- **Material for the task**
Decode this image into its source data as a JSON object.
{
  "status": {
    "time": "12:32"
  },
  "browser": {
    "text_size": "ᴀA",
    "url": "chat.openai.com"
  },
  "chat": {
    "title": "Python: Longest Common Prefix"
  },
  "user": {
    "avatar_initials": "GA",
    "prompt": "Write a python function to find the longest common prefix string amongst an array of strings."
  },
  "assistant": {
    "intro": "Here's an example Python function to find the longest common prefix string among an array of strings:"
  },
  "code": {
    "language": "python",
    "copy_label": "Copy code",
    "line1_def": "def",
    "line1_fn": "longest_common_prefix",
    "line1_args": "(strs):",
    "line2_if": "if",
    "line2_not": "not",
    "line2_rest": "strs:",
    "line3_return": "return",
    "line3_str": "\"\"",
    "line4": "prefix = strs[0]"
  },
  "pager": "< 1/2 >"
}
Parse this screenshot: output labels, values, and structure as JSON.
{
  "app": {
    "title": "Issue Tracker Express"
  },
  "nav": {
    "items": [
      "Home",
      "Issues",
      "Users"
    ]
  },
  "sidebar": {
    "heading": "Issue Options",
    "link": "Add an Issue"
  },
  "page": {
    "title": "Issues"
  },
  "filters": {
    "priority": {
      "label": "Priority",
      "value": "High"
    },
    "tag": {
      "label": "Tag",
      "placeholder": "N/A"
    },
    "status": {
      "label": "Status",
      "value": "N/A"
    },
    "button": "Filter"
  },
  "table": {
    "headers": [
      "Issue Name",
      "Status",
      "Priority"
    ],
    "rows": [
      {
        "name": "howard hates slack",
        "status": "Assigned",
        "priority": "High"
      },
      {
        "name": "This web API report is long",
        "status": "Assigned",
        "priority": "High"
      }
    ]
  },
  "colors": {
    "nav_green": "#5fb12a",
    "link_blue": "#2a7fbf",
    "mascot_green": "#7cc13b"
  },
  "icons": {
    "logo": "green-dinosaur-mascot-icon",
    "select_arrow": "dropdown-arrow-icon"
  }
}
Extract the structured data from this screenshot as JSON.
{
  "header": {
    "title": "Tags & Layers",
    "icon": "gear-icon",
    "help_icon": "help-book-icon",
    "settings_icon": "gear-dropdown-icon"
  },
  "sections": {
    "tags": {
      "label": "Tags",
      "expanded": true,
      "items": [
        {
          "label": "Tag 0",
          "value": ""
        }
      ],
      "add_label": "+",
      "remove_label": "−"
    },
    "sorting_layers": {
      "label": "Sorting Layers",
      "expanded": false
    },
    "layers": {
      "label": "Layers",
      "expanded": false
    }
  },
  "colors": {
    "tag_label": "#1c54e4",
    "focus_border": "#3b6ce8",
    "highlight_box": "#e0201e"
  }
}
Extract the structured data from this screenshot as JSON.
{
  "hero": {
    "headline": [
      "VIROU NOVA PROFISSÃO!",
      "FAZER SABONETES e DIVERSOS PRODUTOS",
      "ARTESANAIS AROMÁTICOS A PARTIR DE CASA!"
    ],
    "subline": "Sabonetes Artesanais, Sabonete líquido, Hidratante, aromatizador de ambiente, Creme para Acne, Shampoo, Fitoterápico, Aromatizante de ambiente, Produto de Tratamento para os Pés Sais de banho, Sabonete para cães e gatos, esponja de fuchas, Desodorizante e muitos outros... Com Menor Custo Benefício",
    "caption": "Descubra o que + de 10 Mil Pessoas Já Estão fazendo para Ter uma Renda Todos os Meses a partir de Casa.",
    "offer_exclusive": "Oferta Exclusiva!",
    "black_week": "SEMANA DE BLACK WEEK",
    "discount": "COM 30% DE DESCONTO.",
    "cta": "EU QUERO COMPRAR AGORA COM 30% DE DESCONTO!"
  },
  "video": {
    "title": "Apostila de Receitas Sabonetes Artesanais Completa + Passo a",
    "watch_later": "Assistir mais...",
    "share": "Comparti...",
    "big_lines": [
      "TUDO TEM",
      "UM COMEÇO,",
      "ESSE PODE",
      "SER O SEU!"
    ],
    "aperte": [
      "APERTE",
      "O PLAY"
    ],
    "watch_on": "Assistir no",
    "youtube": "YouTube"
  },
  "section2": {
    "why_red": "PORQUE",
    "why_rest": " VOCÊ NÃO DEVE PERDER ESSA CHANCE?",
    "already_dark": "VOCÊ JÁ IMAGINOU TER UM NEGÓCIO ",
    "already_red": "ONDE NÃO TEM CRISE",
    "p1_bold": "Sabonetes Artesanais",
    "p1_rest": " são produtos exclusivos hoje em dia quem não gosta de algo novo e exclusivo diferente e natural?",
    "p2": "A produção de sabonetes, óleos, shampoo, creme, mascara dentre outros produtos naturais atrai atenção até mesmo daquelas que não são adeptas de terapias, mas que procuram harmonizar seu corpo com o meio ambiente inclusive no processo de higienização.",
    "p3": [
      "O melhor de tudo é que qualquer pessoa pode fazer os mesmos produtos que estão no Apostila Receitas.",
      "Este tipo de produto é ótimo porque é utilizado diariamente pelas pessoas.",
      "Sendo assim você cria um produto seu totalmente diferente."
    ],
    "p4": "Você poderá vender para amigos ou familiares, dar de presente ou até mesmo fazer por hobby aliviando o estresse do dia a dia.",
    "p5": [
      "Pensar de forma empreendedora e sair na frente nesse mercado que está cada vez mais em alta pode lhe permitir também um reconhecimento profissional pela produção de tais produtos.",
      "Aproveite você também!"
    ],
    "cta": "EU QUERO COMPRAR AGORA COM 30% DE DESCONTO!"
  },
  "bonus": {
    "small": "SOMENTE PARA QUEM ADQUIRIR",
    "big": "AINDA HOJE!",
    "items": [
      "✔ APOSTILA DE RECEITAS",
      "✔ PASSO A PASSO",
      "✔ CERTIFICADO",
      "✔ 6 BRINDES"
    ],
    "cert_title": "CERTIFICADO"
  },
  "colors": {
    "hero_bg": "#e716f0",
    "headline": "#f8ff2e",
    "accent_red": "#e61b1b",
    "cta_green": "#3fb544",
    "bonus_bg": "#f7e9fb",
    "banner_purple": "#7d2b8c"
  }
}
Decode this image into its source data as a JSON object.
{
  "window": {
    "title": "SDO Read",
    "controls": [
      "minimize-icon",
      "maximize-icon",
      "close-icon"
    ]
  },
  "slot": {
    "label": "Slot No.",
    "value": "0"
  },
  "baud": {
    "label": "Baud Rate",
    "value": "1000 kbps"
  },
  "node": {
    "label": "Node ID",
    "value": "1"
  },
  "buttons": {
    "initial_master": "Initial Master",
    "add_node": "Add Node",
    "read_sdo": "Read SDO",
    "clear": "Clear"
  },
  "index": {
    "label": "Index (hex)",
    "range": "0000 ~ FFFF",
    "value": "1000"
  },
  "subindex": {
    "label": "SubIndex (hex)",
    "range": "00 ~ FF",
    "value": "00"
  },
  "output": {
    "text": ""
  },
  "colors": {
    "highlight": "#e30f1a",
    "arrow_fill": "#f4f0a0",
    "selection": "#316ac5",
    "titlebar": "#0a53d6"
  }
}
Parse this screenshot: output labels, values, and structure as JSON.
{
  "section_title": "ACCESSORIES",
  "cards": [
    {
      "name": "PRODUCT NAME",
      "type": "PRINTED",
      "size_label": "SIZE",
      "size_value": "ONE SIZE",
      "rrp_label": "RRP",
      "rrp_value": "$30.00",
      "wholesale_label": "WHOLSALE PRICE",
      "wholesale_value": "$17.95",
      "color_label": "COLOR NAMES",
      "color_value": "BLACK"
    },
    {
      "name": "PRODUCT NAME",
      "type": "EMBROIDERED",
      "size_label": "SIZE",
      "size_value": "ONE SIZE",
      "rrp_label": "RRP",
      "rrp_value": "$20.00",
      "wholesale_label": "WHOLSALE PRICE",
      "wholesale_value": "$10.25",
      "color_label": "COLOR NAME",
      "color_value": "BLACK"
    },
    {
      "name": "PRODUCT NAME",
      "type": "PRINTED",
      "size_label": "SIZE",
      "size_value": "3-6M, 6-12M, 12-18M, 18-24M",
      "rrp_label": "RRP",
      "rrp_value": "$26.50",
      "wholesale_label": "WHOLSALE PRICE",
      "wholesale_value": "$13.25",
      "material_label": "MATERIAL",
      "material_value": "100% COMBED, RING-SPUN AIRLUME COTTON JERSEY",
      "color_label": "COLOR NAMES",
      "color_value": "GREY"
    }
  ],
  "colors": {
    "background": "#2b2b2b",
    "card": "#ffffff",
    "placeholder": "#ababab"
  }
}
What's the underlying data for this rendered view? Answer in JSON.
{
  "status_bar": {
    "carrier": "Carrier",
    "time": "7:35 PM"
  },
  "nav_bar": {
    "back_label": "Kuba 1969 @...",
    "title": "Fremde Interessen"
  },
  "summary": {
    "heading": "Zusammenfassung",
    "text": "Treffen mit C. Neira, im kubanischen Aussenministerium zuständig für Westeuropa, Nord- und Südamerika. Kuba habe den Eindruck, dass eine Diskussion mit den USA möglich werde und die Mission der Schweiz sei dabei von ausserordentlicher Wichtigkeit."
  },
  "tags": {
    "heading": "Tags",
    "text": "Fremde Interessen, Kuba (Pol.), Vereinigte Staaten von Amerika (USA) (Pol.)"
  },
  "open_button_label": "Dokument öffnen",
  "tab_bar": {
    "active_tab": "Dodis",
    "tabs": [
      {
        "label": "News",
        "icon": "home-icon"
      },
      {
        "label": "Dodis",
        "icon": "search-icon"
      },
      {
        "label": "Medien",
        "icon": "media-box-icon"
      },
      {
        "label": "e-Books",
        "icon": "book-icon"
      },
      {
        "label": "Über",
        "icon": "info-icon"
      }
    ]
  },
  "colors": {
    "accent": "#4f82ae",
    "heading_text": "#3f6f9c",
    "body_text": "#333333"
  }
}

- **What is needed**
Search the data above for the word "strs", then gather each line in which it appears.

- **Answer section**
    "line1_args": "(strs):",
    "line2_rest": "strs:",
    "line4": "prefix = strs[0]"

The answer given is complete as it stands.